Another potential problem the Romney-Ryan ticket faces is a lack of
foreign-policy expertise. Recent successful presidential candidates with few foreign-policy credentials have balanced their tickets with running mates known for their expertise in international affairs, intelligence or defense expertise: Dick Cheney for President George W. Bush; Al Gore for President Bill Clinton and George H.W. Bush for President Ronald Reagan.
"They've obviously made the determination that the election is
about the economy," Walch said.
Romney is betting that he and Ryan can buck history and have a member of the House become vice president. That happened only three times in the 20th century, Walch said: James Sherman, a House member from New York, was William Howard Taft's vice president; John Nance Garner, a New Yorker and House speaker, was elected Franklin D. Roosevelt's vice president; and Gerald Ford was appointed vice president after Spiro Agnew resigned as Richard Nixon's number two after pleading no contest to tax evasion. "Serving as a congressman generally does not give you a boost on the national ticket," Walch said. "Recent vice-presidential nominees who came directly from the House, such as Geraldine Ferraro, are rare indeed."

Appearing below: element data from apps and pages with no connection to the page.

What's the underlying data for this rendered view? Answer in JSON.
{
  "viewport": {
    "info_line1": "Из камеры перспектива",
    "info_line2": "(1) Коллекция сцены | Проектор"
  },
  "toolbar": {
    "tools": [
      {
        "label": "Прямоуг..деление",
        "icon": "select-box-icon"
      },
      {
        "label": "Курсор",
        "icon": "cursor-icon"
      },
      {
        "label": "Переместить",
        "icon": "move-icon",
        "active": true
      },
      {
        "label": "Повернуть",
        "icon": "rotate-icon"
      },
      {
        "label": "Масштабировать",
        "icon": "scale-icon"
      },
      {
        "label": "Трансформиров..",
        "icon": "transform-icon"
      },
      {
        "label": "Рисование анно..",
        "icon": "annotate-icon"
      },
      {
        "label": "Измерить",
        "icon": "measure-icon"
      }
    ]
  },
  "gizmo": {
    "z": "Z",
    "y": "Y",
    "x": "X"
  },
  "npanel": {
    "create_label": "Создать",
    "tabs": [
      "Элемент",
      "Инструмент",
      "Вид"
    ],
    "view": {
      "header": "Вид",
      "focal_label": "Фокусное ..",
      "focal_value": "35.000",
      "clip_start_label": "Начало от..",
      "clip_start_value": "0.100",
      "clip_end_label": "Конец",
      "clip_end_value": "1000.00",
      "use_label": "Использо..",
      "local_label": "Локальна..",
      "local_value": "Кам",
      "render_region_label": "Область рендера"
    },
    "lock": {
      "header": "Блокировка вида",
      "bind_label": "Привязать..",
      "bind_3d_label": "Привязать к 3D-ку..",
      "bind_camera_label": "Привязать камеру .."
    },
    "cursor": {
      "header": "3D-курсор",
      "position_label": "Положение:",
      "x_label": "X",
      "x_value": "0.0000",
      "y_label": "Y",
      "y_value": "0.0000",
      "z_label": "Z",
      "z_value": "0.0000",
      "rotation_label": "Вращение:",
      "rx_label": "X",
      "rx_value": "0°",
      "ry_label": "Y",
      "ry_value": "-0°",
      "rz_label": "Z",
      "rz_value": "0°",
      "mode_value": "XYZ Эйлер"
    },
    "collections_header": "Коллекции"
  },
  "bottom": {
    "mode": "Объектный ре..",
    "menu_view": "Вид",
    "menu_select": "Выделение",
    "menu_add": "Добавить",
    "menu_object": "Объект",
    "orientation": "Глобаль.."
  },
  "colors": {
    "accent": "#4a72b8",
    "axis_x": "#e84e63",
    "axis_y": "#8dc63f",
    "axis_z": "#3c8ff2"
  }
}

But times have changed. The profile of the 435-member House -- considered the junior circuit to the 100-member Senate -- has risen in recent years thanks, in part, to the dramatic shift in power from Democratic to Republican control in 2010 and the influx of tea party members, and Ryan has been one of its most high-profile lawmakers.
Ryan's budget plan is widely regarded as a blueprint for conservatives on the key issue of the day. It would repeal the 2010 federal health care law, give states more say over Medicaid and limit government spending to 20 percent of the economy by 2015 -- it's been about 24 percent. Under Ryan's plan, there would be just two income-tax brackets, 10 percent for low-income earners and 25 percent for higher wage earners and corporations. The current top rate is 35 percent. Ryan said lost revenue would be made up for by closing loopholes in the tax code as well as through renewed economic growth, an assertion critics say is misguided.
Ryan's Medicare plan would have no effect on current beneficiaries. People now under 55 would be able to choose traditional Medicare or private plans when they become eligible starting in 2023. If they selected a private program, the government would provide a payment to the insurer to help subsidize the cost. Seniors could pick plans from an exchange, and each insurer would have to offer a minimum level of benefits.
Ryan has said that such a system would force plans "to compete against each other to serve the patient (and) will help ensure guaranteed affordability." Opponents say the change would wind up costing seniors more. Ryan's strengths are regarded as a command of budget details and a willingness to go out on limbs that ambitious politicians rarely are willing to take on. But his resume has one flaw: He's shown few tendencies to engage in serious work with Democrats or moderates to fashion the kind of compromise that can pass Congress. Still, even skeptics laud him for his tenacity and willingness to tackle issues that other politicians have shied away from.
"I give him enormous credit for taking on this significant issue, something the president regrettably has failed to do," said Sen. Susan Collins, R-Maine, who opposed Ryan's budget plans.